Eduardo made several edits of the film, all of which are available on Amazon Studios. The first cut took a week, and had no music. He then spent a week adding music and sound effects, which transformed it from a simple animated storyboard into a true test movie. “For Dhampira the short, I worked with a Mexican composer called Alejandro Giacoman. He’s one of the top film composers in Mexico, and he’s won the Ariel (the Mexican Oscar). I used five pieces from that in the movie, but those 10 or so minutes of original music weren’t enough for a 90-minute film. I had no money or time to look for an original soundtrack, but Amazon Studios has a music library for the contestants’ use that is amazing. It has Ennio Morricone, for example! I used 8 of his pieces and a total of 35 songs. One of the songs, the only one with voice, is by a Toronto band, Twirl. I got in contact with them, and they were really pleased I used their work. Today I edited a music video using their song and images from Dhampira.”

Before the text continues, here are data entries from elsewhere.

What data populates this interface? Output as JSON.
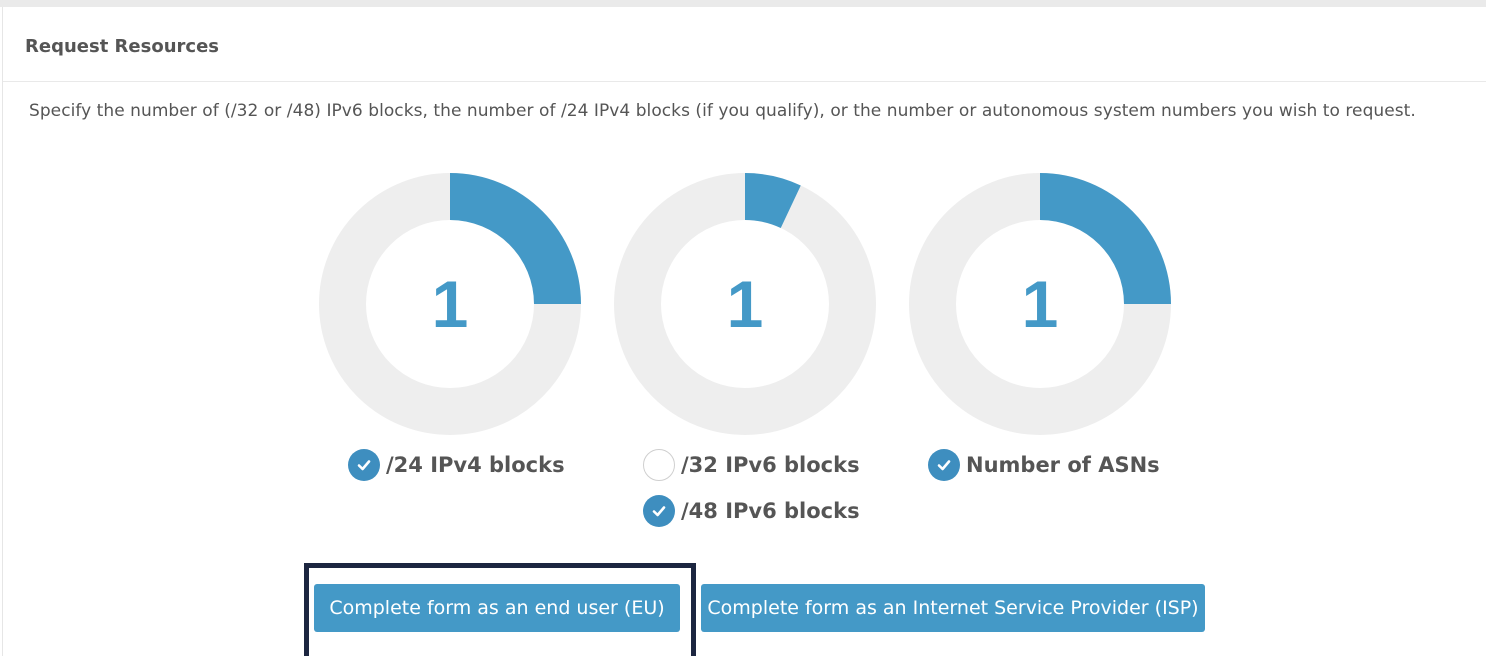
{
  "header": {
    "title": "Request Resources"
  },
  "intro": "Specify the number of (/32 or /48) IPv6 blocks, the number of /24 IPv4 blocks (if you qualify), or the number or autonomous system numbers you wish to request.",
  "colors": {
    "accent": "#4499c7",
    "checkbox": "#3e8ebf",
    "track": "#eeeeee",
    "highlight": "#1c2640"
  },
  "dials": [
    {
      "value": "1",
      "fill_fraction": 0.25
    },
    {
      "value": "1",
      "fill_fraction": 0.07
    },
    {
      "value": "1",
      "fill_fraction": 0.25
    }
  ],
  "options": {
    "ipv4_24": {
      "label": "/24 IPv4 blocks",
      "checked": true
    },
    "ipv6_32": {
      "label": "/32 IPv6 blocks",
      "checked": false
    },
    "ipv6_48": {
      "label": "/48 IPv6 blocks",
      "checked": true
    },
    "asns": {
      "label": "Number of ASNs",
      "checked": true
    }
  },
  "buttons": {
    "eu": "Complete form as an end user (EU)",
    "isp": "Complete form as an Internet Service Provider (ISP)"
  },
  "icons": {
    "checked": "check-circle-icon",
    "unchecked": "empty-circle-icon"
  }
}
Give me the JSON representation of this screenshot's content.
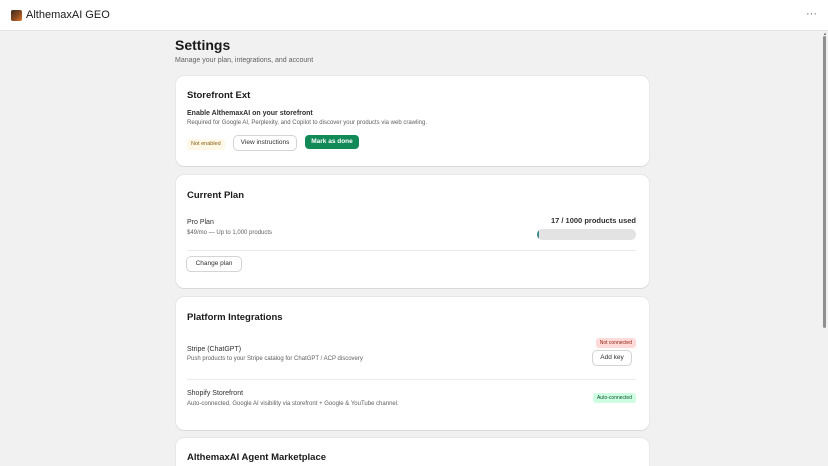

Watch ESF’s ‘Looking for Trouble’ on Vimeo.
Or visit ESF’s Vimeo channel
Following initial feedback, Eduardo then spent another two weeks creating a third edit, adding in more motion and sound effects. “Editing was crazy. I forced Premiere Pro and my PC to their limits. It would take about 30 minutes just to load the project! The current version of the script does have a few differences in the dialogue, especially for Mara, but I just couldn’t re-record – if I could, I would! There are some parts at the beginning of the movie that I would like to re-shoot, since I was just learning the software at that stage and wasn’t using it at its full potential. There’s also a part or two where the characters talk about past events, where I wish I’d shot active images to go with that sound, but again, I probably won’t. I pretty much want to look at this as a finished product and try to lure Amazon Studios or someone to make the real movie.”
He’s already planning his next project. “Definitely before the year ends, I plan to have another feature test movie. I’d like to use Moviestorm again soon, especially now that the new version has several things that I was wishing for. It was quite a trip those three months making a movie with virtual sets and virtual little people! This was a colossal endeavor for which I had to give myself fully artistically, physically, emotionally and financially.
I’m happy to have created a feature-length work that is watchable and entertaining and that provides a very detailed idea of how the real movie could look and feel.
It also gives an idea of the visual, narrative and cinematographic style I would use as a filmmaker for this or other similar projects. Thanks to Moviestorm, I was able to reproduce the images in my mind, which are impossible to explain in a script, and thus have a quite accurate representation of the movie that other people can see.”
Eduardo’s Web site includes links to all his films